Immediately, I sought out the day’s supply of bananas. I found them, right beside some of the wettest green grapes I have ever seen…I felt an overwhelming urge to seize the grapes and run—or at least mash them so no one else could taste them. Later, in the privacy of my own home, I cried. I also drank both tears.
Two important tips regarding the evening walk: do it in the country (to avoid the temptations of bakeries and pubs); and don’t do it in the rain (“The urge to lie down on the sidewalk with your mouth wide open to catch the drops as they fall is irresistible”).
Day Three: At her first weigh-in, Blatchford discovered she had lost seven and a half pounds. She lamented how the diet wrecked her social life, from skipping parties to receiving glares for chomping an apple at a movie theatre.
Worst of all was her sense of self-pity.
I felt so sorry for myself, so deprived, that I took up the weed again. I also sneaked two extra glasses of water into my parched body. I felt so guilty about all that I went on a punishing two-hour walk in my highest-heeled shoes. I was so weary I felt even sorrier for myself. You cannot win. You will, it’s true, be able to fit into dresses you could not do up last week. You will, however, have nowhere to wear it. No one will invite you anywhere.
Day Four: The series prompted more than 100 calls a day to the Star’s switchboard. One reader wrote a song about the Banana Diet, while others offered more facts about the fruit than anyone in the pre-internet age cared to know. “In four short days of writing about the Banana Diet,” she observed, “I have learned one thing—no Banana-face is an island unto herself. There are hundreds of you out there, Banana-faces all.”
Grocers across the city reported a spike in banana sales.

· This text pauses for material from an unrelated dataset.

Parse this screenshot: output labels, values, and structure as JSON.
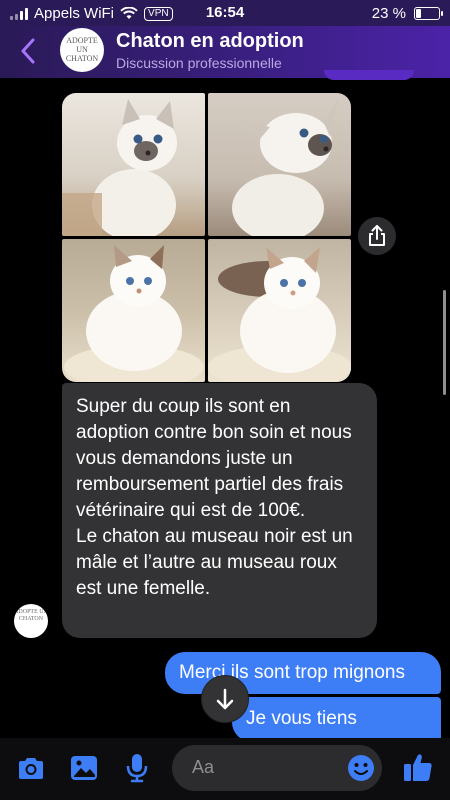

Left: a summary of the Banana Diet, Toronto Star, July 20, 1978. Right: the photo which accompanied day five’s account. Toronto Star, July 29, 1978.

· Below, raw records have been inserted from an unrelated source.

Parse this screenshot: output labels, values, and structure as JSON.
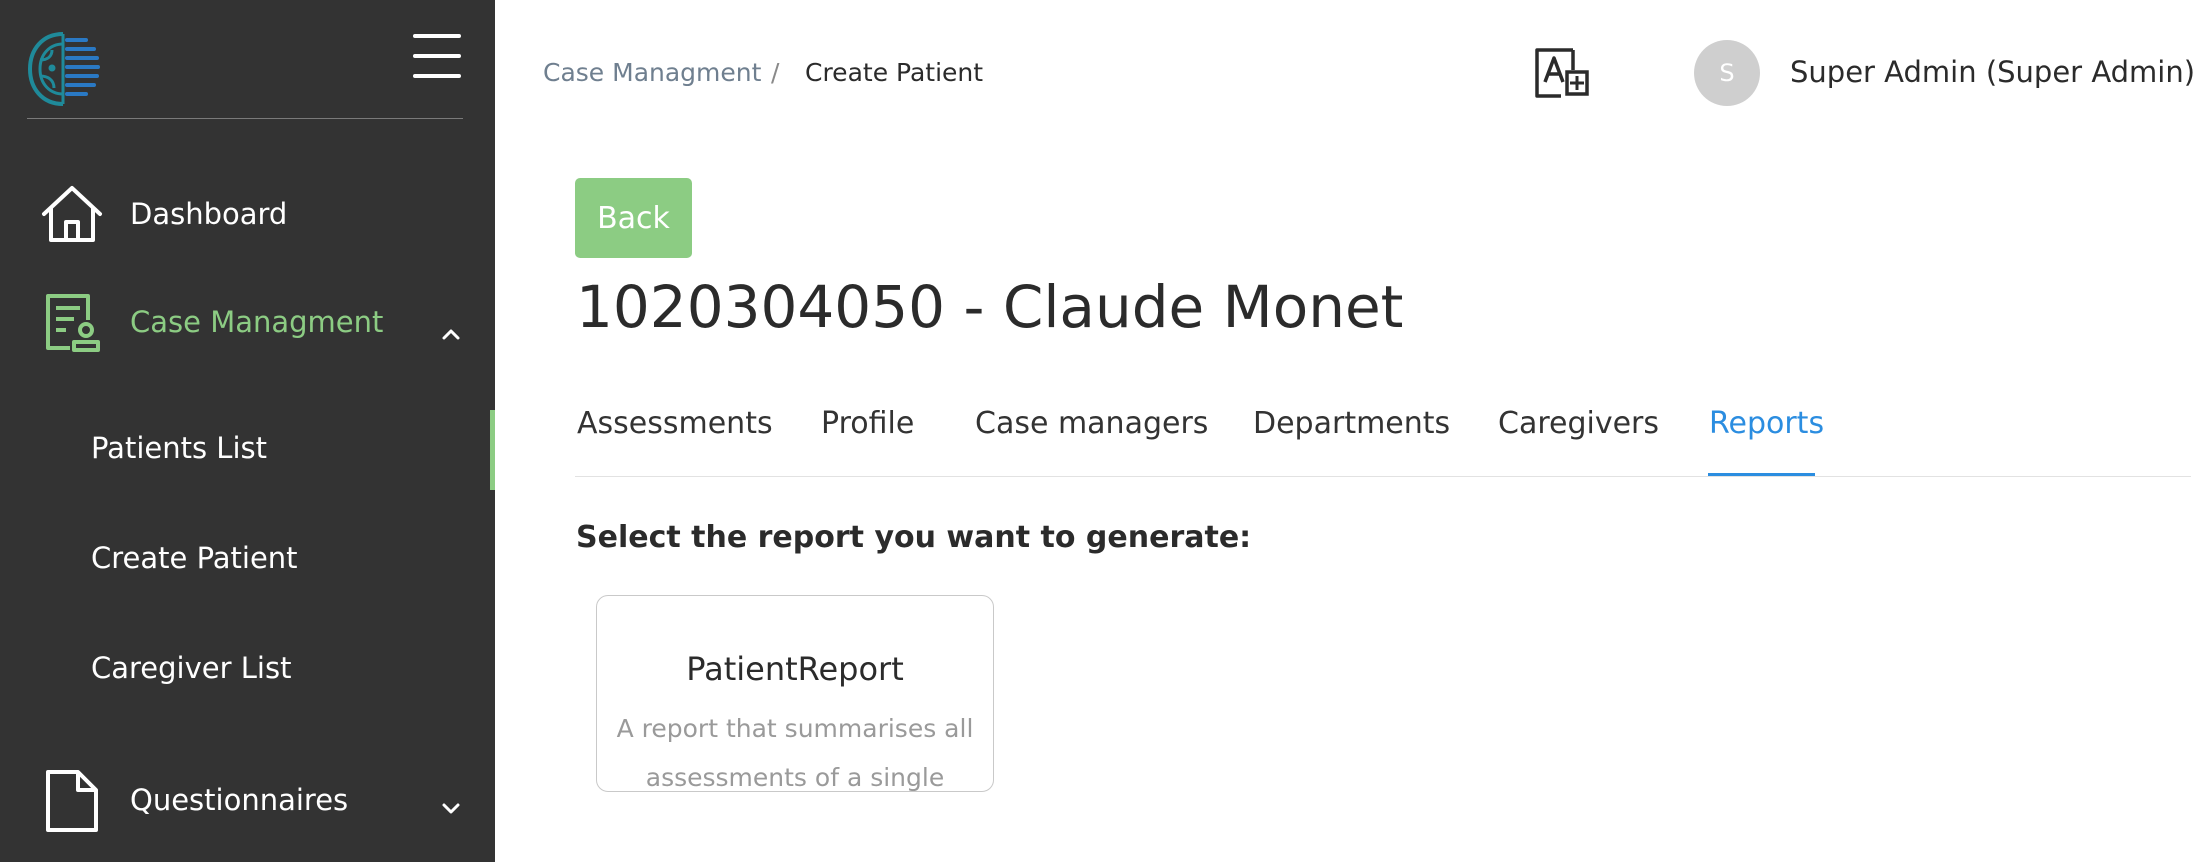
{
  "sidebar": {
    "items": [
      {
        "label": "Dashboard",
        "icon": "home-icon"
      },
      {
        "label": "Case Managment",
        "icon": "case-file-icon",
        "expanded": true,
        "children": [
          {
            "label": "Patients List",
            "active": true
          },
          {
            "label": "Create Patient"
          },
          {
            "label": "Caregiver List"
          }
        ]
      },
      {
        "label": "Questionnaires",
        "icon": "document-icon",
        "expanded": false
      }
    ]
  },
  "header": {
    "breadcrumb": {
      "parent": "Case Managment",
      "separator": "/",
      "current": "Create Patient"
    },
    "avatar_initial": "S",
    "user_name": "Super Admin (Super Admin)"
  },
  "main": {
    "back_label": "Back",
    "title": "1020304050 - Claude Monet",
    "tabs": [
      {
        "label": "Assessments"
      },
      {
        "label": "Profile"
      },
      {
        "label": "Case managers"
      },
      {
        "label": "Departments"
      },
      {
        "label": "Caregivers"
      },
      {
        "label": "Reports",
        "active": true
      }
    ],
    "prompt": "Select the report you want to generate:",
    "reports": [
      {
        "title": "PatientReport",
        "description": "A report that summarises all assessments of a single patient"
      }
    ]
  },
  "colors": {
    "sidebar_bg": "#333333",
    "accent_green": "#8ccc83",
    "active_tab_blue": "#2b8de0",
    "logo_teal": "#1f8a9a",
    "logo_blue": "#2a79c4"
  }
}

Day Five: “I cannot look another banana in the face.”
While she was supposed to down six bananas that day, Blatchford ate only three. The rest lurked in her fridge. “Bananas do not make graceful or magnanimous winners. In truth, bananas gloat.” As much as she wanted to quit, she had to respect the promise made to readers. While grocery shopping with her husband, the cashier recognized her and, looking at the pile of non-diet items, snarled, “None of that’s for you, I hope.”
Due to this and other public admonishing, she warned readers, “if you embark on the Banana Diet, keep it to yourself.”

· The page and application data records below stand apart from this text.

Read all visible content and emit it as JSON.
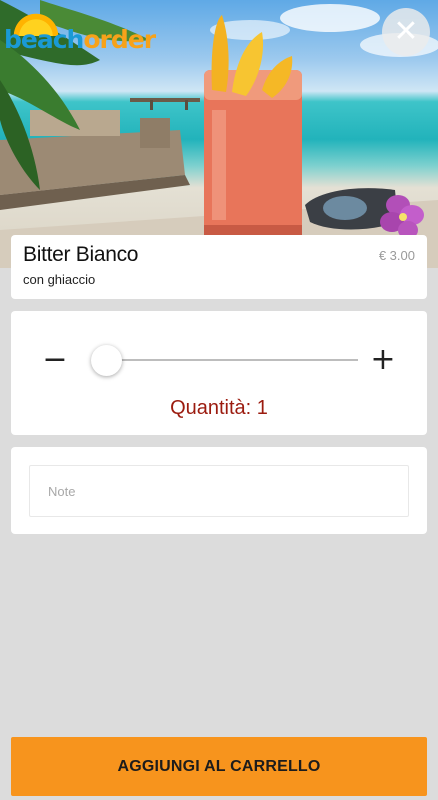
{
  "header": {
    "logo": {
      "part1": "beach",
      "part2": "order"
    },
    "close_icon": "close-icon",
    "close_glyph": "✕"
  },
  "product": {
    "name": "Bitter Bianco",
    "price": "€ 3.00",
    "description": "con ghiaccio"
  },
  "quantity": {
    "minus_glyph": "−",
    "plus_glyph": "+",
    "label": "Quantità: 1",
    "value": 1,
    "slider_fraction": 0
  },
  "note": {
    "placeholder": "Note",
    "value": ""
  },
  "actions": {
    "add_to_cart_label": "AGGIUNGI AL CARRELLO"
  },
  "colors": {
    "accent": "#f7941d",
    "quantity_text": "#9b1b0f",
    "logo_blue": "#1a9ad6",
    "logo_orange": "#f7a21a"
  }
}
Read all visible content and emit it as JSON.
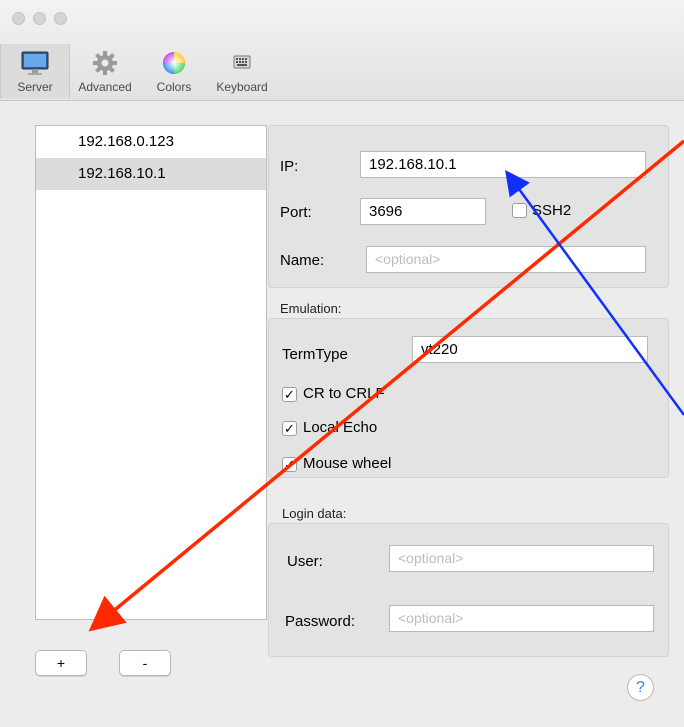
{
  "toolbar": {
    "tabs": [
      {
        "label": "Server",
        "icon": "monitor-icon"
      },
      {
        "label": "Advanced",
        "icon": "gear-icon"
      },
      {
        "label": "Colors",
        "icon": "color-wheel-icon"
      },
      {
        "label": "Keyboard",
        "icon": "keyboard-icon"
      }
    ],
    "selected": "Server"
  },
  "servers": [
    "192.168.0.123",
    "192.168.10.1"
  ],
  "list_buttons": {
    "add": "+",
    "remove": "-"
  },
  "connection": {
    "ip_label": "IP:",
    "ip_value": "192.168.10.1",
    "port_label": "Port:",
    "port_value": "3696",
    "ssh2_label": "SSH2",
    "ssh2_checked": false,
    "name_label": "Name:",
    "name_placeholder": "<optional>"
  },
  "emulation": {
    "section_label": "Emulation:",
    "termtype_label": "TermType",
    "termtype_value": "vt220",
    "cr_to_crlf_label": "CR to CRLF",
    "cr_to_crlf_checked": true,
    "local_echo_label": "Local Echo",
    "local_echo_checked": true,
    "mouse_wheel_label": "Mouse wheel",
    "mouse_wheel_checked": true
  },
  "login": {
    "section_label": "Login data:",
    "user_label": "User:",
    "user_placeholder": "<optional>",
    "password_label": "Password:",
    "password_placeholder": "<optional>"
  },
  "help_label": "?",
  "check_glyph": "✓",
  "colors": {
    "annotation_red": "#ff2a00",
    "annotation_blue": "#1030ff",
    "selection_gray": "#dcdcdc",
    "help_blue": "#2f7bf5"
  }
}
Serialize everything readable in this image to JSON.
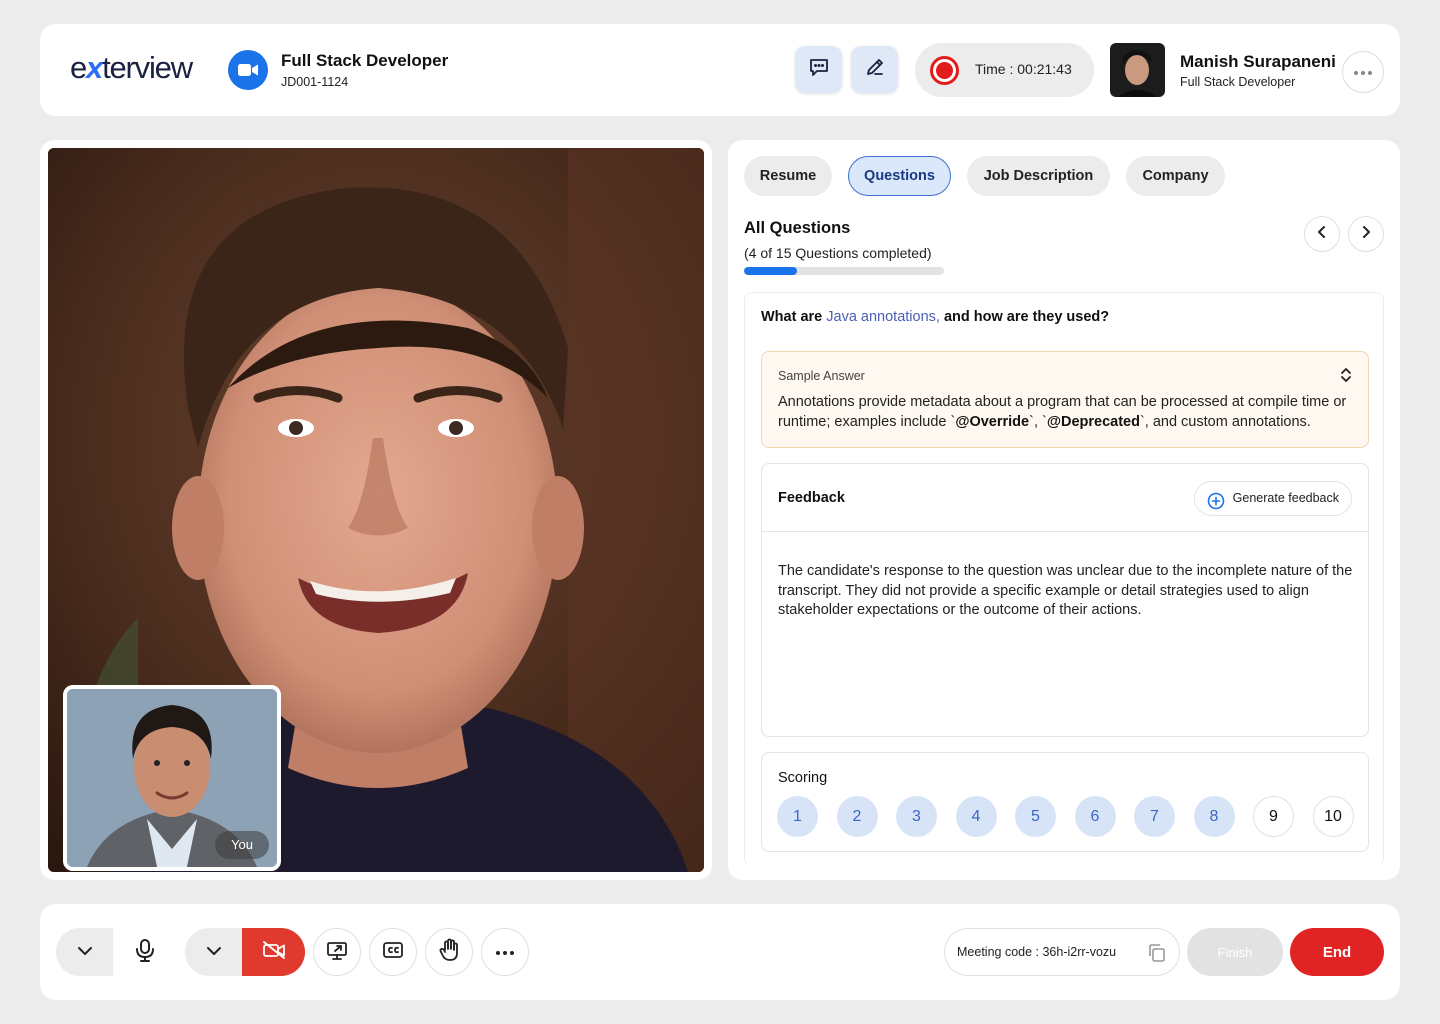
{
  "brand": {
    "logo_pre": "e",
    "logo_x": "x",
    "logo_post": "terview",
    "accent": "#1a73e8"
  },
  "job": {
    "title": "Full Stack Developer",
    "code": "JD001-1124",
    "icon": "video-camera-icon"
  },
  "header": {
    "chat_icon": "chat-icon",
    "edit_icon": "pencil-icon",
    "timer_label": "Time : 00:21:43",
    "record_color": "#e21b1b",
    "more_icon": "more-horizontal-icon"
  },
  "user": {
    "name": "Manish Surapaneni",
    "role": "Full Stack Developer"
  },
  "video": {
    "self_label": "You"
  },
  "tabs": [
    {
      "label": "Resume",
      "active": false
    },
    {
      "label": "Questions",
      "active": true
    },
    {
      "label": "Job Description",
      "active": false
    },
    {
      "label": "Company",
      "active": false
    }
  ],
  "questions": {
    "title": "All Questions",
    "progress_text": "(4 of 15 Questions completed)",
    "completed": 4,
    "total": 15,
    "question_pre": "What are ",
    "question_highlight": "Java annotations,",
    "question_post": " and how are they used?",
    "sample_label": "Sample Answer",
    "sample_pre": "Annotations provide metadata about a program that can be processed at compile time or runtime; examples include `",
    "sample_b1": "@Override",
    "sample_mid": "`, `",
    "sample_b2": "@Deprecated",
    "sample_post": "`, and custom annotations."
  },
  "feedback": {
    "title": "Feedback",
    "generate_label": "Generate feedback",
    "text": "The candidate's response to the question was unclear due to the incomplete nature of the transcript. They did not provide a specific example or detail strategies used to align stakeholder expectations or the outcome of their actions."
  },
  "scoring": {
    "title": "Scoring",
    "scores": [
      "1",
      "2",
      "3",
      "4",
      "5",
      "6",
      "7",
      "8",
      "9",
      "10"
    ],
    "highlighted_up_to": 8
  },
  "controls": {
    "meeting_label": "Meeting code : 36h-i2rr-vozu",
    "finish_label": "Finish",
    "end_label": "End",
    "end_color": "#e02424",
    "camera_off_color": "#e03a2f"
  }
}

Day Six: The headline read, “At last, I have a waist.” This proved the major revelation of the diet for Blatchford, who claimed she had “no personal experience with waistlines.” She spent most of the day posing in front of the full-length mirror in her front hallway. She vowed to buy more mirrors to perpetually glimpse her new figure, embracing her new self-appreciation. “I suspect that by tomorrow, when the Banana Diet ends, and I weigh myself for the final time, I will be completely unbearable,” she noted. “Smug. Vain. Self-righteous. And gloriously gaunt.”
Day Seven: Through the diet, Blatchford shed a total of nine and a half pounds. She hoped this would reduce her natural clumsiness. “Now, at a svelte 149.5 pounds, if I trip while crossing the street I am no longer in serious danger of rolling into traffic.” Despite the banana breath, she was pleased with the results and vowed to continue staying in better shape by following the advice of a nutritionist on how to maintain her new shape.
She imagined her new wardrobe, ditching black in favour of bright colours and tasteless patterns: “I fully expect I will be a horrible dresser. I will wear all the wrong colours all the wrong ways. I may even dig out my old white go-go boots and wear them, the better to show off my lean calves.”
And so ended the Banana Diet saga, which combined her talents of catchy writing and revealing personal vulnerabilities. If Blatchford ever writes a final column or reflection on her career, perhaps she’ll be prodded to discuss any long-term impact that week had on her, via health or personal vanity.
Additional material from Spectator Sports by Christie Blatchford (Toronto: Key Porter Books, 1986); the April 23, 1973 edition of the Globe and Mail; and the July 19, 1978 and July 25, 1978 through July 31, 1978 editions of the Toronto Star.